- Summarize and interpret the structure of the Buddhist Soteriology Myth of Shambhala;
- Distinguish the scientific approach to Shambhala as the phenomenon in the history of Northern Buddhism;
- Summarize sources analytically.
- Tibetan Buddhist Eschatology - Individual (Bardo Thedol).
- Tibetan Buddhist Eschatology - Universal (Shambhala).
- Kalachakratantra. Tantric Text from Northern India (10th – 11th century).
- Structure of the Buddhist Eschatology Myth: Shambhala as a place of future Rudra Chakrin as a World Destroyer and World Savior.
- Structure of the Buddhist Eschatology Myth: Shambhala Middle History.
- The Last Battle in Shambhala: the End of World and following future restoration of the World.
- Decsription and Analysis of Images of Shambhala: Rudra Chakrin as a World Destroyer.
- Decsription and Analysis of Images of Shambhala: Rudra Chakrin as a World Savior.
- Decsription and Analysis of Images of Shambhala: Image Typology
- Shambhala a Shangrila: West and he Shambhala Myth
- required literature
- BĚLKA, Luboš. Buddhistická eschatologie : šambhalský mýtus. Vyd. 1. Brno: Masarykova univerzita, 2004. 171 s. ISBN 8021034912. info
- ROZEHNALOVÁ, Jana and Luboš BĚLKA. Tibetský buddhismus a západní imaginace. Slavnost Kálačakry ve Štýrském Hradci (Tibetan Buddhism and Western Imagination: The Kalachakra Initiation in Graz). Religio: Revue pro religionistiku, Brno: Česká společnost pro studium náboženství, 2003, vol. 11, No 1, p. 53-76. ISSN 1210-3640. info
- Teaching methods
- Lectures; reading of literature; class discussion; study of multimedia presentations.
- Assessment methods
Written test based on the required reading, lectures, and presentations (100 points, the minimum of 60 points is required to pass the test). Test represents 100% of overal evaluation in the course.

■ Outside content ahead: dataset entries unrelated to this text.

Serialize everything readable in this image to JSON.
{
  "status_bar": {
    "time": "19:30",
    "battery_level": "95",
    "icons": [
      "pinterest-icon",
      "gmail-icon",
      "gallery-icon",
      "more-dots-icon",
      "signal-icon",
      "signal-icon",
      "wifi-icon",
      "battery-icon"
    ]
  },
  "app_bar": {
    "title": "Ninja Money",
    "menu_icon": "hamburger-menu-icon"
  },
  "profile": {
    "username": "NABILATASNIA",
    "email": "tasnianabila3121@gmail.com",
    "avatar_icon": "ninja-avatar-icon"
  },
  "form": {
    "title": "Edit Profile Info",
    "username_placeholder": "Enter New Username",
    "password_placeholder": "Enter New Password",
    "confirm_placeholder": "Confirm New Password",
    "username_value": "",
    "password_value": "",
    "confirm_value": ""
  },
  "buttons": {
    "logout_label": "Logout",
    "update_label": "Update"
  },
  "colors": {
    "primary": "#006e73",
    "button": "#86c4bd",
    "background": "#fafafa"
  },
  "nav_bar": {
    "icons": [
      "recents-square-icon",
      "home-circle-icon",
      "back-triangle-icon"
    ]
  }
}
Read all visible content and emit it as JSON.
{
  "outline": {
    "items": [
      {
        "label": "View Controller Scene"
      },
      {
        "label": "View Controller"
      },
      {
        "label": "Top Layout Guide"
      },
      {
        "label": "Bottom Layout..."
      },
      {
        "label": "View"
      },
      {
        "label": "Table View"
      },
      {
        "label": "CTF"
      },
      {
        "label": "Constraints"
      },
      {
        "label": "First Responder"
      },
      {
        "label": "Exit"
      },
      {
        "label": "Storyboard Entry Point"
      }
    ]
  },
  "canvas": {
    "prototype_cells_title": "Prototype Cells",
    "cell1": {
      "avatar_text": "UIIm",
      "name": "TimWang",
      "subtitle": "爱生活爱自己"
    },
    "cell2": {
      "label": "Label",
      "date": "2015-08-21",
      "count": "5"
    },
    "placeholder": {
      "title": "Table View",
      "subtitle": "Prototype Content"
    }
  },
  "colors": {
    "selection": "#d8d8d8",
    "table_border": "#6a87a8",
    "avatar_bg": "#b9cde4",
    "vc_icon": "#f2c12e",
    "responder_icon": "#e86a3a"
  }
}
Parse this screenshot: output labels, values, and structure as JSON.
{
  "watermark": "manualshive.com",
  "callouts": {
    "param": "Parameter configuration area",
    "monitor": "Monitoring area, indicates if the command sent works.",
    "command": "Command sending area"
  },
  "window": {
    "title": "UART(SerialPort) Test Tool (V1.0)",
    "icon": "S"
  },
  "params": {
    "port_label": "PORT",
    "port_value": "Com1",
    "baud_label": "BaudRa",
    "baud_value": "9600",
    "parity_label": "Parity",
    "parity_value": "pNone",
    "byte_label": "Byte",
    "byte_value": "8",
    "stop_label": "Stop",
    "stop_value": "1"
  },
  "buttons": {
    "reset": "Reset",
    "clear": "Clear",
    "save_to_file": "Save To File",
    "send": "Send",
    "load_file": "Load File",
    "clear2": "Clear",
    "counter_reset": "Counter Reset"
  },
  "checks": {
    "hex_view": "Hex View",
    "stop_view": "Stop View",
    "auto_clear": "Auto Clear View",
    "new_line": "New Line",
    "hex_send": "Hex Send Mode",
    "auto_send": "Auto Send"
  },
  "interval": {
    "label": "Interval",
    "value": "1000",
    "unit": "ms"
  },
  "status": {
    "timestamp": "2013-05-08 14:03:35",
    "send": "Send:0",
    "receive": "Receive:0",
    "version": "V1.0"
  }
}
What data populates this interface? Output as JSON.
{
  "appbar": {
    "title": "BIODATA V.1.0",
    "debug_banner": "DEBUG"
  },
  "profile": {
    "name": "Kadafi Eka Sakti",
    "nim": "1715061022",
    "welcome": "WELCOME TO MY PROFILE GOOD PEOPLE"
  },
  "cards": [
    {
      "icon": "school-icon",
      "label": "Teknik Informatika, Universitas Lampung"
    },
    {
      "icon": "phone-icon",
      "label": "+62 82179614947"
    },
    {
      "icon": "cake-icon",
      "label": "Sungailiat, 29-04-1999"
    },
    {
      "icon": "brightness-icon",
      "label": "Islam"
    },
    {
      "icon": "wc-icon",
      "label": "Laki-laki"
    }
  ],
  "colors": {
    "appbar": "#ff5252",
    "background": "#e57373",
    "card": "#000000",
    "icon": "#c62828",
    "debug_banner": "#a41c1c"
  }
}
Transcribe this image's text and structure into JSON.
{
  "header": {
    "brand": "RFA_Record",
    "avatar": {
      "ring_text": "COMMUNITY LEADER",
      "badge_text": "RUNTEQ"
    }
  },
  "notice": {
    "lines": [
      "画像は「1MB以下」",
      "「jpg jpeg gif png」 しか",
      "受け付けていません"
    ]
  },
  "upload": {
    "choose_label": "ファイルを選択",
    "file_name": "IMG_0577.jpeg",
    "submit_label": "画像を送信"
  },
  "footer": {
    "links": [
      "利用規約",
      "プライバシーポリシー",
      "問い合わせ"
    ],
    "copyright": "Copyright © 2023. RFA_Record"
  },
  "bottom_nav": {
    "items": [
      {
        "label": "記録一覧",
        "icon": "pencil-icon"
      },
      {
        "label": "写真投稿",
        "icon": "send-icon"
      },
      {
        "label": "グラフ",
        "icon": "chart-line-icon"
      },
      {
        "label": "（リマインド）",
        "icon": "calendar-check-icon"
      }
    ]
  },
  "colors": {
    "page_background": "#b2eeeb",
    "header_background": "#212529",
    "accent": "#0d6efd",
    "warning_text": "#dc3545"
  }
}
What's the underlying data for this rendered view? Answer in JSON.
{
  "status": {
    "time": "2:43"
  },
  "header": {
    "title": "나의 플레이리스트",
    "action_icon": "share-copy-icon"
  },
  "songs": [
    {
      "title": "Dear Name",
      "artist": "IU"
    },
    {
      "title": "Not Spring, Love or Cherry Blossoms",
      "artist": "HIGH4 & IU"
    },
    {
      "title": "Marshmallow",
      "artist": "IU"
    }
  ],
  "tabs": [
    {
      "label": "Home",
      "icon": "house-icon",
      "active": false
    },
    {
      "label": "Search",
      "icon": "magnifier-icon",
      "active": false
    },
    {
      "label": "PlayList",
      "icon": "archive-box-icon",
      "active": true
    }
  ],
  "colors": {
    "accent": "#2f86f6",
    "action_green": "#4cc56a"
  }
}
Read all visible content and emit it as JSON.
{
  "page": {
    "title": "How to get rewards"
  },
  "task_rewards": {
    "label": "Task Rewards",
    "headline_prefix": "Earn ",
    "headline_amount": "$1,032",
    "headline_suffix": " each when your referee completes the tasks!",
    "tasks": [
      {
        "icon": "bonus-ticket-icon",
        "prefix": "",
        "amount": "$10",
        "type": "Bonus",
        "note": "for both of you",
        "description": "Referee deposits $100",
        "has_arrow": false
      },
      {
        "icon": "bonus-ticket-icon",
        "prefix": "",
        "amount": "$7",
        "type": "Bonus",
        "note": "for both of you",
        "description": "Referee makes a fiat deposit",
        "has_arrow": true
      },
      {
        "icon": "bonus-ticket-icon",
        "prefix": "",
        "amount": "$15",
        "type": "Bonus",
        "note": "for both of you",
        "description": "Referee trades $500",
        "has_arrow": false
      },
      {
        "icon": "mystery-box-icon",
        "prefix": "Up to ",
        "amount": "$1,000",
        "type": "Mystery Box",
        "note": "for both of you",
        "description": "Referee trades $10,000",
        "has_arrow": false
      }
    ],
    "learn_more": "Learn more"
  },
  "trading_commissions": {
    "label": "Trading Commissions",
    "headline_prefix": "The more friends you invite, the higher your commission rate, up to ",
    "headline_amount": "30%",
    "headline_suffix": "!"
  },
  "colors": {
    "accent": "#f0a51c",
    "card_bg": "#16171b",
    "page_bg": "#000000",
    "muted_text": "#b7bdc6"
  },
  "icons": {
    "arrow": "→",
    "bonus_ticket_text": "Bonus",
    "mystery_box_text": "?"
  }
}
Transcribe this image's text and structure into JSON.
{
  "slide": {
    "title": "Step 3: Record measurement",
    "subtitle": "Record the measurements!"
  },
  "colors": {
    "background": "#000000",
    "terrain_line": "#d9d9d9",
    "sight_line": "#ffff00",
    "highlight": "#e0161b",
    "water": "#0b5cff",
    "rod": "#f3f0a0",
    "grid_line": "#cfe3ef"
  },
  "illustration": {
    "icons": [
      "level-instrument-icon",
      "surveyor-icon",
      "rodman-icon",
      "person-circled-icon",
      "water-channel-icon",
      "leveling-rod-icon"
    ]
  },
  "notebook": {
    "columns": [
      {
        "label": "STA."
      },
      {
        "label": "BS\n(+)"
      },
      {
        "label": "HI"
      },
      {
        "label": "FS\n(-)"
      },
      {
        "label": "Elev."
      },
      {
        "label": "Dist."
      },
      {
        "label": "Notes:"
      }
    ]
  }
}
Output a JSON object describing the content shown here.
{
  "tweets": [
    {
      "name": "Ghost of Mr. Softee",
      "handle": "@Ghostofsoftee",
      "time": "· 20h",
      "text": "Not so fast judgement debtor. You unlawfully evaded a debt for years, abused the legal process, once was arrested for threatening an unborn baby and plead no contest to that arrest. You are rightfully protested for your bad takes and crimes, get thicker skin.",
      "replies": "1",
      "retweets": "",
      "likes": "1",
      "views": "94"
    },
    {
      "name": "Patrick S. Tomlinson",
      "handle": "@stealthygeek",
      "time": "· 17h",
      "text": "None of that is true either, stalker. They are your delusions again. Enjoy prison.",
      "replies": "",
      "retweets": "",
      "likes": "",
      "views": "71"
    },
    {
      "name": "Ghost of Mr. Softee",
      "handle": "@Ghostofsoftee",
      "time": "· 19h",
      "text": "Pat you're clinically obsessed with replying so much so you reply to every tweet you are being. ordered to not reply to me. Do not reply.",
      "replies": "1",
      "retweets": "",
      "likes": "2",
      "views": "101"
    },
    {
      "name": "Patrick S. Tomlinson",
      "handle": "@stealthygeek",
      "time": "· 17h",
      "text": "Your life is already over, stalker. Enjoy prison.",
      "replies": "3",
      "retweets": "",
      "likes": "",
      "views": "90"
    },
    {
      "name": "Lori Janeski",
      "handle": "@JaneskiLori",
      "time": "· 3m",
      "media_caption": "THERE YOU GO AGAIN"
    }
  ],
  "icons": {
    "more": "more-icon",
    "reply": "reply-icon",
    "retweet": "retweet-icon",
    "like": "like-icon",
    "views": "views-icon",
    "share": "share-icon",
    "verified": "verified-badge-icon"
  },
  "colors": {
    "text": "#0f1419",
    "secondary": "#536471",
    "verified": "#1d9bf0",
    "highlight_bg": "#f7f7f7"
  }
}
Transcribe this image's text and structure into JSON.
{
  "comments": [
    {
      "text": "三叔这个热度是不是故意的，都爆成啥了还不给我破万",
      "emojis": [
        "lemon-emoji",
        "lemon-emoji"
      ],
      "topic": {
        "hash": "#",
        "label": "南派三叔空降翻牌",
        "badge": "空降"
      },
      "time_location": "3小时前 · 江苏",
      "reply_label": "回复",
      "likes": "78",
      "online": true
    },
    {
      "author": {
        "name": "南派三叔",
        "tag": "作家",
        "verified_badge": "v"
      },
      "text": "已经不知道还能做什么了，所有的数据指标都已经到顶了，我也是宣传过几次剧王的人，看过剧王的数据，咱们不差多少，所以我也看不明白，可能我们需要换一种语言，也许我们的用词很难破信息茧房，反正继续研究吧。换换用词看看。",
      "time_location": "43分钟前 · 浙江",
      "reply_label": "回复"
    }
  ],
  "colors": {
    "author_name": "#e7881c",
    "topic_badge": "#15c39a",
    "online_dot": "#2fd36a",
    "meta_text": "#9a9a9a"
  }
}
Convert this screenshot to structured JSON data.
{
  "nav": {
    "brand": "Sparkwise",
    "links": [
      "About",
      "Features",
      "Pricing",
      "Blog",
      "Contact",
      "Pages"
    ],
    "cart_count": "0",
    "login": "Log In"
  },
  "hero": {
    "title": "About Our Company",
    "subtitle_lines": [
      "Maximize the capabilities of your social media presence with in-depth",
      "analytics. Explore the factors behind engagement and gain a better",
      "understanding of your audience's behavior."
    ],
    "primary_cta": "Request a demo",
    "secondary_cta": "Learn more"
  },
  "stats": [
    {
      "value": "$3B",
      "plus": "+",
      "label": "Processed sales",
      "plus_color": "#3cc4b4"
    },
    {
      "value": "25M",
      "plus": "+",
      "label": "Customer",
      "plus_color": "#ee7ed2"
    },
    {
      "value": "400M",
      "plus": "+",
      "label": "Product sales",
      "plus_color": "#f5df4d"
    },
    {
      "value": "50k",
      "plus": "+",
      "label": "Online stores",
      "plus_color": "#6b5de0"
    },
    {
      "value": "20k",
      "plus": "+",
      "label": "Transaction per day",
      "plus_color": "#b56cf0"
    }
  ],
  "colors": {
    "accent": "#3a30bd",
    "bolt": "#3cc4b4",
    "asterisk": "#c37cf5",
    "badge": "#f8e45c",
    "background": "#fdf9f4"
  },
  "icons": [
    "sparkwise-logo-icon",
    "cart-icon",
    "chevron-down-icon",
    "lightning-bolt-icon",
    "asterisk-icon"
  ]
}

- Language of instruction
- Further comments (probably available only in Czech)
- Study Materials
The course is taught once in two years.
Information on course enrolment limitations: Zápis mimo religionistiku je podmíněn souhlasem vyučujícího.
- Enrolment Statistics (recent)
- Permalink: https://is.muni.cz/course/phil/spring2019/RLB395